(PROVIDED DATA)
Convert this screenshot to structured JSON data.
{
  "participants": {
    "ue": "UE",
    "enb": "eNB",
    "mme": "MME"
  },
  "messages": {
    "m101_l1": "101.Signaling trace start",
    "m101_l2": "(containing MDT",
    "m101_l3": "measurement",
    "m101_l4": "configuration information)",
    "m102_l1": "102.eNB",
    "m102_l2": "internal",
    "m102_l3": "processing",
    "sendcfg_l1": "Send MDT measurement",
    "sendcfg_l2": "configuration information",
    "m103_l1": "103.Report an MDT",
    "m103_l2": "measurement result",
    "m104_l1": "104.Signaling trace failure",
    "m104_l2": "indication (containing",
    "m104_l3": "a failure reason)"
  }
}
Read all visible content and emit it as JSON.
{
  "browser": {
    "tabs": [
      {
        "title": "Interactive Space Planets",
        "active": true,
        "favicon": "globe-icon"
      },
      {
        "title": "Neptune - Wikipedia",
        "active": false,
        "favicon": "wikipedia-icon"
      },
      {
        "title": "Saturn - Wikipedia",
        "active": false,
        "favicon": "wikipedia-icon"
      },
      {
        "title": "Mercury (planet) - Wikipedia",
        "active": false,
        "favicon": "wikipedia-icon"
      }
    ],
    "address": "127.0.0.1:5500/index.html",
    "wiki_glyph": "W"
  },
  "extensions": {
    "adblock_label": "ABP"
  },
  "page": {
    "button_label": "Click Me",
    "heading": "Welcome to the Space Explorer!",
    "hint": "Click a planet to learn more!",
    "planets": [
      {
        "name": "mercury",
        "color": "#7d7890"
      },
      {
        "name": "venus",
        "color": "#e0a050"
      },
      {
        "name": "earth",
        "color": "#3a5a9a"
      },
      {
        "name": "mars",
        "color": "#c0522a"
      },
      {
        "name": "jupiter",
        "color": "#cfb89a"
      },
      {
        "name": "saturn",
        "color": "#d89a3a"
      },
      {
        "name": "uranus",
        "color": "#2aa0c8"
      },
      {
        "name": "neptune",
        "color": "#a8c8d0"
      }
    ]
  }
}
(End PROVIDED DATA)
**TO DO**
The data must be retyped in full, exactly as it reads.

**ANSWER FOR THIS EXERCISE**
Convert this screenshot to structured JSON data.
{
  "participants": {
    "ue": "UE",
    "enb": "eNB",
    "mme": "MME"
  },
  "messages": {
    "m101_l1": "101.Signaling trace start",
    "m101_l2": "(containing MDT",
    "m101_l3": "measurement",
    "m101_l4": "configuration information)",
    "m102_l1": "102.eNB",
    "m102_l2": "internal",
    "m102_l3": "processing",
    "sendcfg_l1": "Send MDT measurement",
    "sendcfg_l2": "configuration information",
    "m103_l1": "103.Report an MDT",
    "m103_l2": "measurement result",
    "m104_l1": "104.Signaling trace failure",
    "m104_l2": "indication (containing",
    "m104_l3": "a failure reason)"
  }
}
Read all visible content and emit it as JSON.
{
  "browser": {
    "tabs": [
      {
        "title": "Interactive Space Planets",
        "active": true,
        "favicon": "globe-icon"
      },
      {
        "title": "Neptune - Wikipedia",
        "active": false,
        "favicon": "wikipedia-icon"
      },
      {
        "title": "Saturn - Wikipedia",
        "active": false,
        "favicon": "wikipedia-icon"
      },
      {
        "title": "Mercury (planet) - Wikipedia",
        "active": false,
        "favicon": "wikipedia-icon"
      }
    ],
    "address": "127.0.0.1:5500/index.html",
    "wiki_glyph": "W"
  },
  "extensions": {
    "adblock_label": "ABP"
  },
  "page": {
    "button_label": "Click Me",
    "heading": "Welcome to the Space Explorer!",
    "hint": "Click a planet to learn more!",
    "planets": [
      {
        "name": "mercury",
        "color": "#7d7890"
      },
      {
        "name": "venus",
        "color": "#e0a050"
      },
      {
        "name": "earth",
        "color": "#3a5a9a"
      },
      {
        "name": "mars",
        "color": "#c0522a"
      },
      {
        "name": "jupiter",
        "color": "#cfb89a"
      },
      {
        "name": "saturn",
        "color": "#d89a3a"
      },
      {
        "name": "uranus",
        "color": "#2aa0c8"
      },
      {
        "name": "neptune",
        "color": "#a8c8d0"
      }
    ]
  }
}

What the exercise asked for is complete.